- Work to complete:
Find the word "meta" in the listing below, then return every line it appears in.

- Data for processing:
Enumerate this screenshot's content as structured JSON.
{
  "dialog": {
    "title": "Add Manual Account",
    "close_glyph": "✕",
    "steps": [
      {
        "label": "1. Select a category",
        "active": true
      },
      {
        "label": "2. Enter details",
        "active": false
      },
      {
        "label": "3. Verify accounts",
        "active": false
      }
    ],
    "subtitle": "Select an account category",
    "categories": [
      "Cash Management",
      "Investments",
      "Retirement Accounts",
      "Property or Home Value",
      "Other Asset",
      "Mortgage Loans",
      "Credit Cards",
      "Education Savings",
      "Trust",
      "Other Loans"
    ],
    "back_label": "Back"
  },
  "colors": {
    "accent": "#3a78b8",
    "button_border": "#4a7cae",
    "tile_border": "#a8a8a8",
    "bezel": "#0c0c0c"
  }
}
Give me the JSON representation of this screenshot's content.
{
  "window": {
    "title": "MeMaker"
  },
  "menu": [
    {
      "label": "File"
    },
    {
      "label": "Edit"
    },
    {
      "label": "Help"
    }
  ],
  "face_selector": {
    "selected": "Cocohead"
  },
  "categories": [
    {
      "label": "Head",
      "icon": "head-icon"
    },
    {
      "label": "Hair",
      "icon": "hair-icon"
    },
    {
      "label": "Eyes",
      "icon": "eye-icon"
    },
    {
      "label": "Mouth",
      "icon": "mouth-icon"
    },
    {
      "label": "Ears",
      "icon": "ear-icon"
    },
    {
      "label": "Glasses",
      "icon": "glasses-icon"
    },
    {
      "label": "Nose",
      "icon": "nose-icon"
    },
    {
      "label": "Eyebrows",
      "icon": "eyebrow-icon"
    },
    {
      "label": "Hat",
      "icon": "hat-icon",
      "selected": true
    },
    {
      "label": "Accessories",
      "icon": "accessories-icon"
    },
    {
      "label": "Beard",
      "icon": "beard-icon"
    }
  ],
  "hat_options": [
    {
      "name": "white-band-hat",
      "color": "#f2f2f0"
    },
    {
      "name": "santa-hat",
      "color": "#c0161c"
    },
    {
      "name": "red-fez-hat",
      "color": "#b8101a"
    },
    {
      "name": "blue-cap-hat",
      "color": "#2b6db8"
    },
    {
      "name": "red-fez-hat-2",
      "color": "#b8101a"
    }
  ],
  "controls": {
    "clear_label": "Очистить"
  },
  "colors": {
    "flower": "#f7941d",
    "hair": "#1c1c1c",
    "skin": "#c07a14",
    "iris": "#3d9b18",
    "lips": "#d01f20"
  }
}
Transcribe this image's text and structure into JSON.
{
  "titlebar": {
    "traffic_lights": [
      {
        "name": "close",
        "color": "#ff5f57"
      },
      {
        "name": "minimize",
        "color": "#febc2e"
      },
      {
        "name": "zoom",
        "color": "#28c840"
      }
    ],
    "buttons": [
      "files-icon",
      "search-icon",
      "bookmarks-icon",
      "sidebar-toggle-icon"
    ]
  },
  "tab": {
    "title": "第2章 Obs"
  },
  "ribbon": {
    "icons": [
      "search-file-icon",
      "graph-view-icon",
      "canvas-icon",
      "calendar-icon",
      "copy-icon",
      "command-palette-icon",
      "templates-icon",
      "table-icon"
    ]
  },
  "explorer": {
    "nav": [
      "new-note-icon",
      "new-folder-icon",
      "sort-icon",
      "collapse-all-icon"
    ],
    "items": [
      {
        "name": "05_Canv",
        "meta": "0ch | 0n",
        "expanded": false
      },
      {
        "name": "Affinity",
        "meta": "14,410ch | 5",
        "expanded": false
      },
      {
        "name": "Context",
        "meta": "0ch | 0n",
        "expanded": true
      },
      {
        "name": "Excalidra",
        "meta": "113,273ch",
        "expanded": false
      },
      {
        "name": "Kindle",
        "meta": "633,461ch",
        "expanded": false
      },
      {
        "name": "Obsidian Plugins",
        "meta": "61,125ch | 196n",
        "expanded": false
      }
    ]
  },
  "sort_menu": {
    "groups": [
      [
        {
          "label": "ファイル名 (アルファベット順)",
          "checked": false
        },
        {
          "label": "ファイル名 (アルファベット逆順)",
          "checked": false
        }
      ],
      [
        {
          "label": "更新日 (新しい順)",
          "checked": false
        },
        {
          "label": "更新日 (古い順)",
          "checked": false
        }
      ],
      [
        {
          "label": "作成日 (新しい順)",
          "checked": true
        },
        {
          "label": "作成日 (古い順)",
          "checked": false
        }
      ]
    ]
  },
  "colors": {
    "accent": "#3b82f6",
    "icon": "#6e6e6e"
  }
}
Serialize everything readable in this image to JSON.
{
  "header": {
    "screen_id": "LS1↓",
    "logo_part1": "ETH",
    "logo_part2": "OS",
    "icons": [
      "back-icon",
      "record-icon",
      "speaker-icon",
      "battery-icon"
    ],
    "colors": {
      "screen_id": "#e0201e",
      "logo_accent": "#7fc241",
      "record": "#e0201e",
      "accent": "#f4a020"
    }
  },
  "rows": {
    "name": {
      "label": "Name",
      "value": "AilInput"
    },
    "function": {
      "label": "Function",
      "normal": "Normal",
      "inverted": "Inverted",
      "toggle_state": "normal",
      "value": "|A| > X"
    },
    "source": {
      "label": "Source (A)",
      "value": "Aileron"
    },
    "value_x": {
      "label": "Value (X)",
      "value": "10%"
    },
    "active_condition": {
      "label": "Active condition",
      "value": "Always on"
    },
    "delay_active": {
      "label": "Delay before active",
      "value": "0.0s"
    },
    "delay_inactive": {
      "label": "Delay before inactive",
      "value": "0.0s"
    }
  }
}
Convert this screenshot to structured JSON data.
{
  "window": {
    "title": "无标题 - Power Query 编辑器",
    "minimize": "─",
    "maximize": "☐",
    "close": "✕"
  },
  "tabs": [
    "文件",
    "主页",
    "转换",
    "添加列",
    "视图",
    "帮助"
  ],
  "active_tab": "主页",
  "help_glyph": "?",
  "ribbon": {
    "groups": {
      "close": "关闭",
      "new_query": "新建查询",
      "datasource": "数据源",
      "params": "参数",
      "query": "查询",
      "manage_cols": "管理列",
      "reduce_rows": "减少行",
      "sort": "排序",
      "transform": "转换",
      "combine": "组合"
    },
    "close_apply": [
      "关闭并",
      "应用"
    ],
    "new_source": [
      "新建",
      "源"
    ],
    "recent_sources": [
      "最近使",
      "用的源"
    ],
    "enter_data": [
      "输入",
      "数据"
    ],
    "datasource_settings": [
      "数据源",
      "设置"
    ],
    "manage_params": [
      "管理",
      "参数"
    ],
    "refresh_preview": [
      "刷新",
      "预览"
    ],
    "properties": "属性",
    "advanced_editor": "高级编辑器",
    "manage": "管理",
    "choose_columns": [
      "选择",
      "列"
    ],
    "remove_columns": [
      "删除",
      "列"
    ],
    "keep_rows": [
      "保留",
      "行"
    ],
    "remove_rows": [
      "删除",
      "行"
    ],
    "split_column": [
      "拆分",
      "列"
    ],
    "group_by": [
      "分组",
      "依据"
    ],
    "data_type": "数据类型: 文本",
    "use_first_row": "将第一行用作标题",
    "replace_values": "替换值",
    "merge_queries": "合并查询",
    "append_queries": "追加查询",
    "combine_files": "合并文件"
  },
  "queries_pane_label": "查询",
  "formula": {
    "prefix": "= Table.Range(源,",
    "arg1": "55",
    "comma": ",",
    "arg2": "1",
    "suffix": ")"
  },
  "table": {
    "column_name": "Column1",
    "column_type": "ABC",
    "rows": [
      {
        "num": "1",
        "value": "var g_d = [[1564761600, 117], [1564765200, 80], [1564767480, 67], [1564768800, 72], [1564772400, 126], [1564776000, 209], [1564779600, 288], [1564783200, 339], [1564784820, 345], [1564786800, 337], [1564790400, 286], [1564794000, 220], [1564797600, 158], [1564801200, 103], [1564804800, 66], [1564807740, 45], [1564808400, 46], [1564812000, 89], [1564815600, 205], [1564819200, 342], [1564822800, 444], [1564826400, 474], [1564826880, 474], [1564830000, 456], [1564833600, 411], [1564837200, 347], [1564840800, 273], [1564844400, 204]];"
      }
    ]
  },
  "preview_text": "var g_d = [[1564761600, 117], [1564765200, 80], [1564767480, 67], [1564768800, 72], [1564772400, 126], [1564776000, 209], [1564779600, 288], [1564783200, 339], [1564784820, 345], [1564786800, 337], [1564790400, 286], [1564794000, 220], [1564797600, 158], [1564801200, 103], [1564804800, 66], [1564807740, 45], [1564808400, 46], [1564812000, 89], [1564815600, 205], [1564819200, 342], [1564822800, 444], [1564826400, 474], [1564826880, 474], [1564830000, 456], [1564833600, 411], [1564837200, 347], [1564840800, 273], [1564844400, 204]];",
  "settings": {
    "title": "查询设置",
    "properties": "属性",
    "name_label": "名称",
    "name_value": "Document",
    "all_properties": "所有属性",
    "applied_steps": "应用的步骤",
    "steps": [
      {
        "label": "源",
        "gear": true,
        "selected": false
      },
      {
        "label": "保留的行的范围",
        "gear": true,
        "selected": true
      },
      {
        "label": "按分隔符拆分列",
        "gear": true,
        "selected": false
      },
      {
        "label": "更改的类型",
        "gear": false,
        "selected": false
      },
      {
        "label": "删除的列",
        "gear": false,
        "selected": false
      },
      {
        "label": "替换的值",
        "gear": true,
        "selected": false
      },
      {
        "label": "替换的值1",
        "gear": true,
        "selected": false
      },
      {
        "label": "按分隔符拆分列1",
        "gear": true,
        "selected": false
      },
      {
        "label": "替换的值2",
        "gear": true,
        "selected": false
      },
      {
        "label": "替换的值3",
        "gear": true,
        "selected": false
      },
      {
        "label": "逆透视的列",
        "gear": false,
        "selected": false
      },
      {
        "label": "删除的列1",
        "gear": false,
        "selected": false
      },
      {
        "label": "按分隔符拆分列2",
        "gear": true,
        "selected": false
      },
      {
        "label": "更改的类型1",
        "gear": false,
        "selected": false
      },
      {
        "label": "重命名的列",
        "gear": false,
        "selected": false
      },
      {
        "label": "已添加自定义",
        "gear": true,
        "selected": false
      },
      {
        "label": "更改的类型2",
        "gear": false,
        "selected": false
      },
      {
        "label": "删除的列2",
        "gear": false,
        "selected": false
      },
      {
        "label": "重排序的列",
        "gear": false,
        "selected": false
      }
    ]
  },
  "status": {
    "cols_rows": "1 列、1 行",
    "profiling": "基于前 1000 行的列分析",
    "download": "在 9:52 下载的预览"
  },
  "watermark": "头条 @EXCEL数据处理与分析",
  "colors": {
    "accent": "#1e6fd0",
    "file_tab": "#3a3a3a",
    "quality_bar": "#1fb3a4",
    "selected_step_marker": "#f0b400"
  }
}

- Task output:
        "meta": "0ch | 0n",
        "meta": "14,410ch | 5",
        "meta": "0ch | 0n",
        "meta": "113,273ch",
        "meta": "633,461ch",
        "meta": "61,125ch | 196n",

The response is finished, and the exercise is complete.